This is the second story that I have found written by Tekonnang. As far as I am aware there are no others available by him or, indeed, anyone else from Kiribati. I would love to be proved wrong about this. The previous one was only two pages long. This one is twenty-seven pages long. Both could be seen as sketches for longer works but, since he died in 1994, that is sadly not going to happen. This one tells of two young Kiribati natives. Ioane and Beia have both finished the school year. Ioane is probably going to leave school and go to work. He lives with his father, Maremare, a widower. Beia is living with her mother, Nimanoa, but both plan to return to Tarawa, where Nare, Beia’s father, lives. Nare is out of work and is living with his niece, Maria. He is actively looking for work but there are not many jobs available. Ioane is clearly attracted to Beia and, as is the custom, has used a go-between, a relative, Teretia, to contact Beia. However, after the end of the school year, though he knows Beia is leaving the island, he focuses on his work and neglects her. Ioane is involved with the local church, where he sings. He also collects coconuts, makes toddy and traps bush-fowl, at which he seems particularly adept.

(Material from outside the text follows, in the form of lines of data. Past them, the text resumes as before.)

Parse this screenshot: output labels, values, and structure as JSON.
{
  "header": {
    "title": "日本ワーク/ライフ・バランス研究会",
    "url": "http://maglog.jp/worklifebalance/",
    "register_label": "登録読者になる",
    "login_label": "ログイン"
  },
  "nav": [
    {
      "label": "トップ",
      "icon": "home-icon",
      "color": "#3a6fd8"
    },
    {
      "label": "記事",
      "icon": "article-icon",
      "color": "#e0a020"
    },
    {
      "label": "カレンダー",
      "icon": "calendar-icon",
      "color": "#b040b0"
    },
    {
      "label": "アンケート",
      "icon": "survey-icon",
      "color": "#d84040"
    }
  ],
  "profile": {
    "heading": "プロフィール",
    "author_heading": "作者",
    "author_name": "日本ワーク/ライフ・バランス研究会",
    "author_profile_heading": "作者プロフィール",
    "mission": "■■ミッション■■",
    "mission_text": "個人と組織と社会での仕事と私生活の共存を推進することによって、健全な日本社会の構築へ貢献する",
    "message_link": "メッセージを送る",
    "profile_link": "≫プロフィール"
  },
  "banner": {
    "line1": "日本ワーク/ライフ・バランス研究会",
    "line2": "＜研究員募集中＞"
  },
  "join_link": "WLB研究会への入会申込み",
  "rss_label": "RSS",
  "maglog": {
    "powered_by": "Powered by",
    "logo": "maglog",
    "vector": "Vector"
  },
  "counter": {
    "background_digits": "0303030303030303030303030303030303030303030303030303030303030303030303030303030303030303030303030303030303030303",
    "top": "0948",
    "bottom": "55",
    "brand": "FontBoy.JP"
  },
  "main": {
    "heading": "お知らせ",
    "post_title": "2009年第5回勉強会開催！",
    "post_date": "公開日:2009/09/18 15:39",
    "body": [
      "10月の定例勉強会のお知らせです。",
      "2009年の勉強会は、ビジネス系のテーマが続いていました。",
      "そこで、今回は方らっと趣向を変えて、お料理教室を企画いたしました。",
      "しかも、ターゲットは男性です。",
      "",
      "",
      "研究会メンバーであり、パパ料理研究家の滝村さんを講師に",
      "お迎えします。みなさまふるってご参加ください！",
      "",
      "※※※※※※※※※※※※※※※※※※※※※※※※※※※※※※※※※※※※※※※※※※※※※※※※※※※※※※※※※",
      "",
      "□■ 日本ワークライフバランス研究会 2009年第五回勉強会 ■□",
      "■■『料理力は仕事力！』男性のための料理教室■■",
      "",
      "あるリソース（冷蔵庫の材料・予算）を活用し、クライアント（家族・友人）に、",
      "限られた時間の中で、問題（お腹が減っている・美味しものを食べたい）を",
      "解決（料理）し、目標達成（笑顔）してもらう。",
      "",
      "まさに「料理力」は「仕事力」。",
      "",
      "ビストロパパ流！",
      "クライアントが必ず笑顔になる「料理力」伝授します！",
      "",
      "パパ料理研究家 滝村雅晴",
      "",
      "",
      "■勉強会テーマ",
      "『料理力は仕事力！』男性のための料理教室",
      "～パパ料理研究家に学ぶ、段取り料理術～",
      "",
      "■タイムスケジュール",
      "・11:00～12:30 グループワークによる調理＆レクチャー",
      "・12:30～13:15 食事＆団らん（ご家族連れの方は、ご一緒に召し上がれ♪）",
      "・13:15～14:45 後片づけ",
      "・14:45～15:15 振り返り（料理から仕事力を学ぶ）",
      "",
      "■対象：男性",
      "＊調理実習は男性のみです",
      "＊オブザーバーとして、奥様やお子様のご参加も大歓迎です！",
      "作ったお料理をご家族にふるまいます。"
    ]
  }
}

Meanwhile, Beia and Nimanoa return to Tarawa. Nare is still struggling to find work. He applies for a job on a water project but is not successful. He does get a small job, building a fence for a local man, though his lack of English is something of a hindrance. Meanwhile, Beia starts at a new school – Nare and Nimanoa somehow find the necessary school fees – and meets Tenten, a brash young man. Ioane and Beia have exchanged a couple of letters but when he does not hear from her, Ioane is concerned and tells his father that is going to Tarawa to find a job. He goes to stay with his uncle (turning up unannounced) but he, too, struggles to find a job before finding some work as a casual docker. Meanwhile he goes to a local dance with a friend, where he sees Beia with Tenten. Sadly, things do not work out with Beia and Ioane and he heads back home. It is a fairly simple story but well told and could have been developed into a novel. It also gives us an interesting glimpse into Kiribati culture, so is worth reading if you can find it.
First published in 1995 in Nuanua, by the Auckland University Press